“This will be a stand-alone non-profit organisation run by volunteers with its aim to financially support the festival production costs and help raise the cultural profile of Blackpool.”
An arts and crafts fair will be held in the Horseshoe, with music on the two stages.
Stephen added: “Reaching out to the wider arts community is key for increasing footfall and awareness of this cultural event.
“I was born and raised in Blackpool and as a youngster saw the tale end of the resort’s tourism years of prosperity.
“I would like to see Blackpool adopt a more metropolitan approach, and attract a wider demographic.
“Organising this event is quite a task, but nonetheless an indescribable pleasure.

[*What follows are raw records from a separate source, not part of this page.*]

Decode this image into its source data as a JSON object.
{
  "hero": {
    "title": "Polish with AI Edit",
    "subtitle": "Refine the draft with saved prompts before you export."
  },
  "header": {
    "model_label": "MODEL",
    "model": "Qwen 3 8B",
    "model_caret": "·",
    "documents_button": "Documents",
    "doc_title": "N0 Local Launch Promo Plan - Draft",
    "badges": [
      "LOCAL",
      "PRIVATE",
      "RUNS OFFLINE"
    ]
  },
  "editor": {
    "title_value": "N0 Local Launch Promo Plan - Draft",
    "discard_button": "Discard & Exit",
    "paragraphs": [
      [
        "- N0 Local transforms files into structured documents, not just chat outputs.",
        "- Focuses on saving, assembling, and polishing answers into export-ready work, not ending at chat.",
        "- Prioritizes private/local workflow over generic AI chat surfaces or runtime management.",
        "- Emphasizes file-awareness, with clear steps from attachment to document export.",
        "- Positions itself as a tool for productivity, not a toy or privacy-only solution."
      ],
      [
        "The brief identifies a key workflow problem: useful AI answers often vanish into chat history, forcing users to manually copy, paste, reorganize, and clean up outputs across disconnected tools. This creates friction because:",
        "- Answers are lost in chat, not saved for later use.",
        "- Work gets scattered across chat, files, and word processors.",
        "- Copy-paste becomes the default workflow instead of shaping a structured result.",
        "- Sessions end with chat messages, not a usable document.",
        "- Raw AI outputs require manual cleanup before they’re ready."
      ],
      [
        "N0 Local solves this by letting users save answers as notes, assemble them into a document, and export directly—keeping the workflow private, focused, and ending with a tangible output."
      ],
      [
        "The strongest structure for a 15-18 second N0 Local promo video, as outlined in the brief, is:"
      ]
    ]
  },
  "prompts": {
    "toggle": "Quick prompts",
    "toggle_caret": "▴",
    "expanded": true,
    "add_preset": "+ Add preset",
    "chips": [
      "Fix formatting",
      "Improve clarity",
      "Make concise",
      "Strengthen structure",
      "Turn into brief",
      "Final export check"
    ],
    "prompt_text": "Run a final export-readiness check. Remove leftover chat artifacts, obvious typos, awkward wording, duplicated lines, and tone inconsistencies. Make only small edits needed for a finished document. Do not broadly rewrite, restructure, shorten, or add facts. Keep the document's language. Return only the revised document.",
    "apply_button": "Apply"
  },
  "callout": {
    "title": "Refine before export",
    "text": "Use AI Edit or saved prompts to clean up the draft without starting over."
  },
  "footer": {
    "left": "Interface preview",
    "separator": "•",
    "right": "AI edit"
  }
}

With the support of the Winter Gardens, musicians, volunteers, Blackpool BID, Visit Blackpool and the local media, we have the capacity to allow this festival to grow year on year.”
So far, the event has raised around £10,000 for Trinity Hospice.
Among the acts involved in this year’s festival were BBC Young Musician of The Year 2015 award winner Alexander Bone and his band and veteran jazz pianist Frank Flynn, while trumpet ace Terry Reaney led his 18-piece Blue Bird Big Band as he celebrated his 80th birthday in the Spanish Hall on Saturday.
This year was the first time the festival moved outside, with music in St John’s Square as well as the Spanish Hall and the Baronial Hall within the Winter Gardens.
Stephen has a series of fringe events also planned for the outdoors space.